California Enacts New COVID-19 Sick Leave Law
The coronavirus pandemic continues to rage onwards, with the expansion of the Omicron variant and potential new variants on the horizon. The pandemic has had a profound impact on workplace culture, among other things, concerning sick days. Whereas employees in the past would have been likely to show up with a 102-degree fever just to avoid being ostracized, now a mistimed cough can send a worker straight home.
Employers around the country have struggled with balancing the desire for safety with the need to ensure the day’s business gets done and the day’s customers get served. Companies like Walmart have begun lifting mask restrictions and cutting voluntarily-imposed sick leave policies, deciding that it’s just about time to stop worrying about Covid. Ever the advocate for worker rights, California recently enacted a law designed to ensure that the safety of employees is not overlooked in favor of the need to push a few more units of company product.
On February 9, 2022, California Governor Gavin Newsom signed a law that requires large companies in California to grant employees supplemental sick leave. Starting February 19, 2022, California employers with more than 25 employees must start providing paid sick leave to covered employees unable to work or telework because of COVID-19 related reasons, including to care for a family member. The state enacted a similar law in 2021 to protect covered workers, but the new law differs in key respects.
Under the new law, covered employees are guaranteed 80 hours of supplemental paid sick leave. Those 80 hours are, however, divided up into two 40-hour batches or allotments. The first 40 hours of leave may be taken for an employee who is unable to work or telework because they:
- Are subject to quarantine
- Have been told by a healthcare professional to isolate
- Are experiencing COVID-19 symptoms
- Are caring for a family member subject to quarantine or isolation
- Are caring for a child whose school or place of care has been closed for COVID-19 reasons
Employees may also use up to 24 hours of that first 40 to get their vaccine, recover from vaccine-related side effects, or care for a family member experiencing vaccine side effects.
Employers may take an additional 40 hours of paid leave (the second batch) if they test positive for COVID-19, or to care for a family member who has tested positive. Employers can request documentation to prove positive test results initially and on day five after the initial positive test, although the employer must provide those tests free of charge.
The new law adds covered sick leave in addition to any regular paid sick leave already required under California law. Employers cannot require employees to use other paid or unpaid leave prior to relying on the COVID-related leave. The law guarantees full-time workers a maximum of 40 hours supplemental paid sick leave, while part-time workers are guaranteed a number of hours in line with their typical weekly schedule. For example, if an employee typically works 20 hours a week for a covered employer, they would be entitled to two batches of 20 hours.
This new law provides a substantial amount of time off for workers and could pose significant burdens on employers who have to pay for this leave and figure out how to manage their workforces with so many people on leave. Such concerns may be overblown, however.
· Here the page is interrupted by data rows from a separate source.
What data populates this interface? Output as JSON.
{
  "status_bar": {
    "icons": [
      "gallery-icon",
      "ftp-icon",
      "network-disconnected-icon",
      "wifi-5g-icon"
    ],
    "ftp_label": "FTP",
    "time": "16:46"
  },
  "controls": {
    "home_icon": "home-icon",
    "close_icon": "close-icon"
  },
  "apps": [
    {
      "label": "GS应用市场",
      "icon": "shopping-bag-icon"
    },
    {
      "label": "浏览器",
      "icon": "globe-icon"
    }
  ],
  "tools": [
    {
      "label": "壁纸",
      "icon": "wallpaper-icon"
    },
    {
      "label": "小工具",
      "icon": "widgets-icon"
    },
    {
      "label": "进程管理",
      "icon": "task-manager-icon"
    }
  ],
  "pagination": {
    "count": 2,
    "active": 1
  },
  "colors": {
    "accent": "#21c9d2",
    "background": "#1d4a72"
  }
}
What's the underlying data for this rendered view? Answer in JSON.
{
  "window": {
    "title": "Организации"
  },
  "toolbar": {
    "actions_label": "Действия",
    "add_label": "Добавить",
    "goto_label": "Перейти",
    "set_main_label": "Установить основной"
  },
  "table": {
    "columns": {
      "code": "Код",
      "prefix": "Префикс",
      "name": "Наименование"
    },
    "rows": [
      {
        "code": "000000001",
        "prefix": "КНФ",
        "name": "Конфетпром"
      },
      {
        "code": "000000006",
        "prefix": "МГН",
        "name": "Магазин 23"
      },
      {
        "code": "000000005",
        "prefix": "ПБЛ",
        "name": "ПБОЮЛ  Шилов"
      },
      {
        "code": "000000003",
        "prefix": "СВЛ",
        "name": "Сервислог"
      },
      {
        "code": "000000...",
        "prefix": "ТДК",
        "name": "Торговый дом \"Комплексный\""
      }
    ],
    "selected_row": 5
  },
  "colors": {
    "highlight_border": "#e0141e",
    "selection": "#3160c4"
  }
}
California labor and employment law attorney Richard Koss notes this extra leave, while available to all employees, will theoretically only be taken by a small percentage of employees as the incidents of COVID-19 continue to decrease. Koss also points to the small business exception in the law. “This extra leave only applies to employers with more than 25 employees,” says Koss, “so very small employers are exempt.” Koss notes that employers with more than five employees are already required to provide up to 12 weeks’ leave to employees who have worked for the employer for at least one year and have worked more than 1,250 house in the year under the California Family Rights Act.
As for employees, what should they do if they request leave under the new law but have their request denied by their employer? Attorney Koss explains, “the employee may file a complaint with the Labor Commissioner if they are denied leave or retaliated against for taking such leave.” Although this new law does not appear to create a separate right for the employee to bring a case in court, employees are generally protected from retaliation or unfair treatment in exercising their rights under California leave laws.